Back to Mississippi – trip report

By Dave Root – First Presbyterian Church, Marshfield

The first two weeks in November, my Son in Law, Kevin Mitchell, and I made another disaster relief trip to the Mississippi Gulf Coast to assist Katrina victims. As a point of comparison, this was my 7 th trip to the area, the first being three weeks after the storm hit. You can see a difference now as people are trying to put their lives and living conditions back in order.

From my viewpoint, the biggest difference is being made by the faith-based volunteers that continue to provide assistance. Not least among these efforts is the Presbyterian Church( USA) which has committed to years of continuing the rebuilding process. Presbyterian Churches along the coast continue to host and house volunteers that come from everywhere. These congregations demonstrate the patience that God calls us to, in putting up with itinerants that use their facilities, sometimes not always in the way desired.Presbyterians can be very proud of the “Christ-like” atmosphere that is apparent in the region.

Kevin and I joined with a team from the Christ Memorial Presbyterian Church located in Columbia , Maryland . We numbered about 10 in all and with various skills ranging from professional builders to rank armatures. Some of the team had medical backgrounds and volunteered at the free clinic that is established in the area. The Westminster Presbyterian Church in Gulfport was our host.

The effort has changed from repairing existing homes to building new homes. We worked on two homes that were very near completion. One of these was completed to the point that we participated in a “key ceremony ” on our last Friday. This was gratifying as with other trips we didn’t get to witness a completion. The lady occupying the new home was brought to tears as she thanked us and described the hopeless situation she faced after the storm.

The Presbyterian motto for the relief effort is “out of chaos, hope”. It is comforting to know that in Christ’s name we can provide this hope.
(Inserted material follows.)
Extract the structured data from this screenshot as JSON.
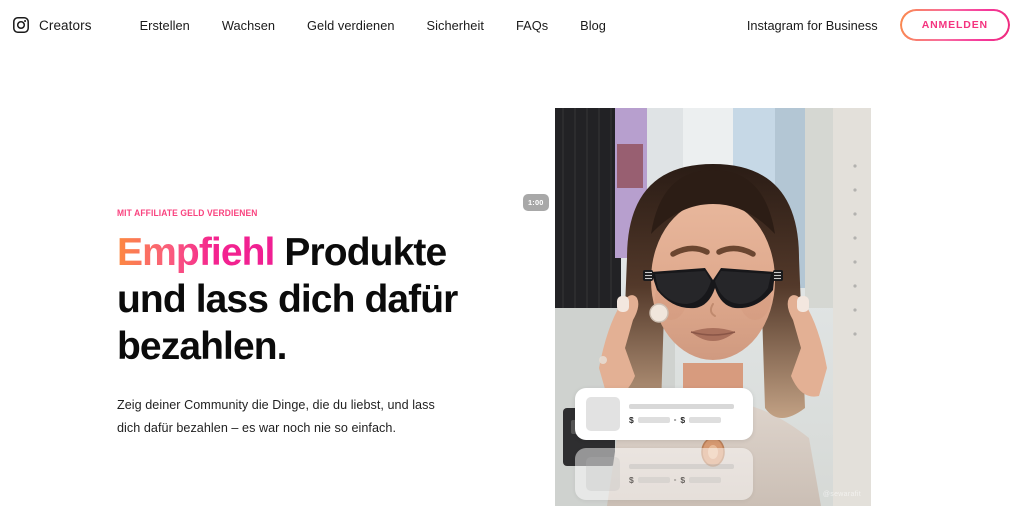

The work is far from being complete and we must continue to concentrate on being the hope for these unfortunate victims.